Sasquatch Day Three: Leon Bridges Plays a Small Acoustic Set to a Lucky Few, Savages Slay, Mac Demarco Parties (Duh), & The Cure Still Rule

Even with high winds threatening sets, the third day of Sasquatch had its share of awesome festival moments.

Sunday was a rough day here at the fest. The high winds that started early in the day never let up, and cancelled all but the main stage shows. Allen Stone and Tacocat were rescheduled, while Houndmouth, Saint Motel, and Frightened Rabbit’s sets were scrapped altogether. Leon Bridges, a highly anticipated show for many Squatchers, waited out the wind as long as possible, but as threats of cancellations loomed, Bridges actually made his way out to the lawn of the main stage to play some acoustic tunes to a lucky few.

Windy or not, Mac Demarco had a good time The Gorge. 

Windy or not, Mac Demarco had a good time The Gorge. 

Though it was a rough day for artists and festheads alike, there were definitely some highlights:

Summer Cannibals. 

Summer Cannibals. 

Portland's Summer Cannibals were a sunshine and wind-fueled set of rock’n’roll and good times.

Jehnny Beth of Savages. 

Jehnny Beth of Savages. 

The ladies of London’s Savages put on a truly savage performance, dressed in all black. Lead singer Jehnny Beth (Camille Berthomier) jumped from the stage platform into the crowd every other song, making for one of the most kick-ass aggressive sets of the entire weekend.

Yo La Tengo's James McNew.

Yo La Tengo's James McNew.

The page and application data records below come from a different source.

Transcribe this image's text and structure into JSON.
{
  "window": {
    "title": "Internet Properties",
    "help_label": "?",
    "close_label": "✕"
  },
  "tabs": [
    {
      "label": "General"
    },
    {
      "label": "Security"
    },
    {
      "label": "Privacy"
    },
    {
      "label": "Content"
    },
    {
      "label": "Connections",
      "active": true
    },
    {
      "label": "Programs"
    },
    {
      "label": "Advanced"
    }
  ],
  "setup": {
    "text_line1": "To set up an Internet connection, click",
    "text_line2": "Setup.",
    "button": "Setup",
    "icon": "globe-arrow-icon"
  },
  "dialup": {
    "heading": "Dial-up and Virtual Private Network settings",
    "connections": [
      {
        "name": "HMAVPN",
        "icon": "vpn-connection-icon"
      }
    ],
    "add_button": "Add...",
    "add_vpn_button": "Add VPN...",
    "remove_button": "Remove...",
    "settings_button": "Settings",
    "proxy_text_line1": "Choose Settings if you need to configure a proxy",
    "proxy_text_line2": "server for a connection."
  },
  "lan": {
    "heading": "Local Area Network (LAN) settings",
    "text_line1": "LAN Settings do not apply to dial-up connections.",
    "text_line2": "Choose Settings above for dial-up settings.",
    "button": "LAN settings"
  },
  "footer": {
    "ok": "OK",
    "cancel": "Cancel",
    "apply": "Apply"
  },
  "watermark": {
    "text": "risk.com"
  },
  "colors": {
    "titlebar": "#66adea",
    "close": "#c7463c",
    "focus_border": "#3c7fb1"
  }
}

Yo La Tengo, a band that didn't get the numbers they deserved, were another example of the casualty of festivals booking great bands that get overlooked by the crowd that came for EDM.

Kaleo.

Kaleo.

Kaleo was an unexpected set to stumble on, and a nice surprise. The Icelandic troubadour sounded like a sweeter, prettier, modern-day Hank Williams. His steel guitar was gorgeous, and his playing was beautiful too.

Mac Demarco.

Mac Demarco.

Party boy Mac Demarco lured what seemed like the biggest crowd of the day, possibly due to the timing of the main stage closure, and possibly from people expecting another set like Ty Segall’s.

The Cure.

The Cure.

With the pinnacles of day three over, the sun set across The Gorge and evening entertainment began. Unfortunately, either people lost hope that shows would resume for the night after all of the day’s cancellations, or the majority of Squatchers don't know who The Cure are, because the night’s closing act played to a surprisingly thin crowd. Scheduled for a two hour set, The Cure played just an hour and fifteen minutes chock-full of hits. The sound was incredible; Robert Smith’s voice was just as smooth and perfectly toned as ever. They were true professionals and it was definitely a great performance, but it was a disappointing turnout.

Here’s to hoping the wind dies down for the final stretch. We’ll keep you posted!

All content per Kaitlin Summer for BolderBeat.

All videos and embedded tracks per the artists featured. All photos per the author. This feature was edited for brevity and clarity by BolderBeat.